You can join Tinder!

Elizabeth, the comments above are not entirely helpful, although generally positive. Try this, time is a great healer and what ever you go through, you will end up wiser and more robust. You will have a greater understanding about yourself and the world around you. It is important that you keep faith and confidence in yourself and your ability to get through this and move on to better and brighter things. The world is full of great people, don't rush, be fussy and look after yourself first.  

There are always tough things about such a change Elizabeth.  But you now know a lot of things you did not know as a teenager.  You are now in the best position and age to do new and great things and build a great life.   It will be wonderful for you I am sure. 

Make the most of being free while you can!  It won't last forever.

Yes it's a scary step, crossing over from a lifestyle in which your identity was so wrapped up with that of another.  In the beginning the world appears cold and harsh without the intimate safety blanket of your other half.  I've been where you are now - looking back I am so proud of the blossoming, independent girl who put herself out there to experience things on her own.  I too was the handy-woman at home, the person who negotiated with auto garages, dealt with removal companies, joined adventure tour groups paying the single supplement and selfishly relished the 'me' time.  You can now further develop relationships with the other people in your life and also to make new ones.  That time taught me to never dread living the single life because it forced me to be stronger, built up my confidence and made me open to new life experiences.  Life moves on and you think you'll never meet anyone else, but you do eventually, I guarantee it.


Based on the article teaser title I thought this was going to be about bank break fees...
Good luck Elizabeth. 25 is the new 15 so plenty of time for you yet.

From one Elizabeth to another..... 
I know it hurts right now... but i promise you... it is momments like this that make us stretch and grow.   In time you will not wish this experience away.  
(until then put together an emergency fund before getting involved with anyone else.... it will make leaving relationships alot less stressful!)

Haha, I don't think Elizabeth needs financial advice :)
Everyone has had a breakup or two.
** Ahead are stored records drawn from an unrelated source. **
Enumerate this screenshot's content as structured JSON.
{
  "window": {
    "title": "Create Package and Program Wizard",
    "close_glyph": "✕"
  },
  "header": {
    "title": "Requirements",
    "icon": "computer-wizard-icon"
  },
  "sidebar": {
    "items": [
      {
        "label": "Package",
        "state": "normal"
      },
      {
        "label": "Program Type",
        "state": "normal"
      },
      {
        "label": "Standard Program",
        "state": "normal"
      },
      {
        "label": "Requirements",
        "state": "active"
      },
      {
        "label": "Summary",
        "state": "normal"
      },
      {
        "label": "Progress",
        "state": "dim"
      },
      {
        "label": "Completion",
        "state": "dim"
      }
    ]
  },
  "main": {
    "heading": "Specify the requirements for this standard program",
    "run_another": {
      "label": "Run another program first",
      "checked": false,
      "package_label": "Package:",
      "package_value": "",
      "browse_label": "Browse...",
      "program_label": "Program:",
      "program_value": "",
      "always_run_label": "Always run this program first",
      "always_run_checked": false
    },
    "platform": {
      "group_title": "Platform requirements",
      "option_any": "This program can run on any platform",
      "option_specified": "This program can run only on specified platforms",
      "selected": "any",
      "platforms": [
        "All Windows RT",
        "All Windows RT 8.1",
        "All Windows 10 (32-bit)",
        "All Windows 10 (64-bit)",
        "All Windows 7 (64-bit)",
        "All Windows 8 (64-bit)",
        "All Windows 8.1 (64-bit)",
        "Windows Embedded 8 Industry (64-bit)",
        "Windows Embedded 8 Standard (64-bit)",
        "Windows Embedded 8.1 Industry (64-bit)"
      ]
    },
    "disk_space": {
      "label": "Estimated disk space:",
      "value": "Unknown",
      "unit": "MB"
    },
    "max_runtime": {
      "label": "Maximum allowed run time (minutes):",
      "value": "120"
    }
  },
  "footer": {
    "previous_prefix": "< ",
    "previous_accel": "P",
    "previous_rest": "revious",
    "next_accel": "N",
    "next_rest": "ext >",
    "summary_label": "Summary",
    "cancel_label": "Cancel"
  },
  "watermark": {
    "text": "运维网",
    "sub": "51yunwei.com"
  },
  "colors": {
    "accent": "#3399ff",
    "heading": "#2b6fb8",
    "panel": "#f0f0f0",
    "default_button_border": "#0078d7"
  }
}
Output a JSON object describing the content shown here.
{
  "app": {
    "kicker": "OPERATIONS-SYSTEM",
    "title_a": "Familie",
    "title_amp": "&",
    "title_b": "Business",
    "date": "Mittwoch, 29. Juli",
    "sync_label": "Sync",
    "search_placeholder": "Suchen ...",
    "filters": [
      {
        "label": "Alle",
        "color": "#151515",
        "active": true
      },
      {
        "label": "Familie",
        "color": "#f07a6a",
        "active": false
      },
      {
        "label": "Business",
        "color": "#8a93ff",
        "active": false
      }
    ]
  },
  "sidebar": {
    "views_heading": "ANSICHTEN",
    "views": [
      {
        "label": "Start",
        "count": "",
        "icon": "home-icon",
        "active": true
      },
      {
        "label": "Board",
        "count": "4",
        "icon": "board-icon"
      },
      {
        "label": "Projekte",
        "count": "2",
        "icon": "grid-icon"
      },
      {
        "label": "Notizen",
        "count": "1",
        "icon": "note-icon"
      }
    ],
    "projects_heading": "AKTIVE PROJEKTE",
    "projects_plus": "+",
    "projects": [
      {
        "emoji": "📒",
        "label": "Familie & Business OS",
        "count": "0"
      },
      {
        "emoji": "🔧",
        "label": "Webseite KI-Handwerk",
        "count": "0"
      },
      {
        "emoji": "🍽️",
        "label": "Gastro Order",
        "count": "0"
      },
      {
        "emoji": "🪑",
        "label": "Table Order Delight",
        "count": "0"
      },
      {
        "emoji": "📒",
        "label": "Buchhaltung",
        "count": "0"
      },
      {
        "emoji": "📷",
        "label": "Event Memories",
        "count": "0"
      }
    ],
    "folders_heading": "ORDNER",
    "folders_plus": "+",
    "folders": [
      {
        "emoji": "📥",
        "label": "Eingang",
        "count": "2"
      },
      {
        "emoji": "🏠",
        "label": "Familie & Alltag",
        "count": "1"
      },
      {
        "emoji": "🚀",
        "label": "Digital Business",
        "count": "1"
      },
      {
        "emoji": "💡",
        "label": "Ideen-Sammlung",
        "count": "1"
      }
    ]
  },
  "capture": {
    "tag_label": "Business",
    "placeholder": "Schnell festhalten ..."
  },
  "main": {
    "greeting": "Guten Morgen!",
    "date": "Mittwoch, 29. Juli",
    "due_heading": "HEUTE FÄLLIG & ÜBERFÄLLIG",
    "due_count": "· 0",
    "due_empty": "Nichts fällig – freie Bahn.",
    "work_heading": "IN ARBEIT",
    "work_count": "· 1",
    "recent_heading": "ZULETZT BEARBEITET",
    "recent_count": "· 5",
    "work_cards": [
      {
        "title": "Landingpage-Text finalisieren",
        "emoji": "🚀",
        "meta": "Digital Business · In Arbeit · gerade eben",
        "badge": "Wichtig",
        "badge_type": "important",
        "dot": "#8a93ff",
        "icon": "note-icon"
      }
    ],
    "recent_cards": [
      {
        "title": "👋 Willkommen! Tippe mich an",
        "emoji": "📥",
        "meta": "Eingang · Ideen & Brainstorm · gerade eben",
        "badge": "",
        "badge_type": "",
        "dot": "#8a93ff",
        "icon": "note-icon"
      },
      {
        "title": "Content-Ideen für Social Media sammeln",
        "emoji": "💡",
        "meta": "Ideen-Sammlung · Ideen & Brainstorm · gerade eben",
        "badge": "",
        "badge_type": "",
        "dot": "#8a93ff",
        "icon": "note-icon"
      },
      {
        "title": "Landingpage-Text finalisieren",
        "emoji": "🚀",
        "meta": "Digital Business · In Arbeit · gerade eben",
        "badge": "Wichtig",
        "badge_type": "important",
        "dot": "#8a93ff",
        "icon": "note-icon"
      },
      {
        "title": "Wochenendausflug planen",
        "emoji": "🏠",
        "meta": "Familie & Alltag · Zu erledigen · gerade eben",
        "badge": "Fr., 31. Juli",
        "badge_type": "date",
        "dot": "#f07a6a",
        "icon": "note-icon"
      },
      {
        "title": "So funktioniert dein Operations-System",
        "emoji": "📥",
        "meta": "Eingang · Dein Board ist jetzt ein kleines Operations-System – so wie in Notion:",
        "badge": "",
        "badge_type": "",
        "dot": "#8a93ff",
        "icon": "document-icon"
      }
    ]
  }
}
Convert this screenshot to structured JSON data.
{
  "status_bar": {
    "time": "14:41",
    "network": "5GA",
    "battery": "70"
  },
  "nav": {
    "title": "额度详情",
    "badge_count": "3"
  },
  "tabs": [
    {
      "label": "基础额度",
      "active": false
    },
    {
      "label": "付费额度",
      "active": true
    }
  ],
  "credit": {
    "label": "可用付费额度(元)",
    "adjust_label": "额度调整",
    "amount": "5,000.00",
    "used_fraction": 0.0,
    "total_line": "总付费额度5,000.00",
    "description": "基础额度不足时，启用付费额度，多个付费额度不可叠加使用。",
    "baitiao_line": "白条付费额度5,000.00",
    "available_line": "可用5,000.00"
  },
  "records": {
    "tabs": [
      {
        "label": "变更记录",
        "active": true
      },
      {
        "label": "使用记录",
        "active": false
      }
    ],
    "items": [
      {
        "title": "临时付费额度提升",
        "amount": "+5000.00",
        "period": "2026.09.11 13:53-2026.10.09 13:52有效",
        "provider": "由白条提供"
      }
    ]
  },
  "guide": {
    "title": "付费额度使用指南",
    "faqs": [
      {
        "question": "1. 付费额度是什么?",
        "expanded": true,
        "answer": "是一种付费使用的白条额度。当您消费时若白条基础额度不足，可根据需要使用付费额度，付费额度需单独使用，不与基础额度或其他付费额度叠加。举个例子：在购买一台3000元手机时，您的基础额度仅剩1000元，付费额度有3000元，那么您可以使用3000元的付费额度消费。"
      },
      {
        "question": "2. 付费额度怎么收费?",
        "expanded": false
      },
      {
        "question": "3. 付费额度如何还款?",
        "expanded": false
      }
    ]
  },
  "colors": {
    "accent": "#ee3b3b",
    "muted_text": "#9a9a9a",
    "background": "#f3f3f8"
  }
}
The reasons can vary.
It is important to not become bitter and twisted. Please do not sit around with grilfriends and....You know what I mean.
Much better to look forward positively.
eg Polytechs used to have basic car maintenance courses. Or Daddy might be able to help with that one....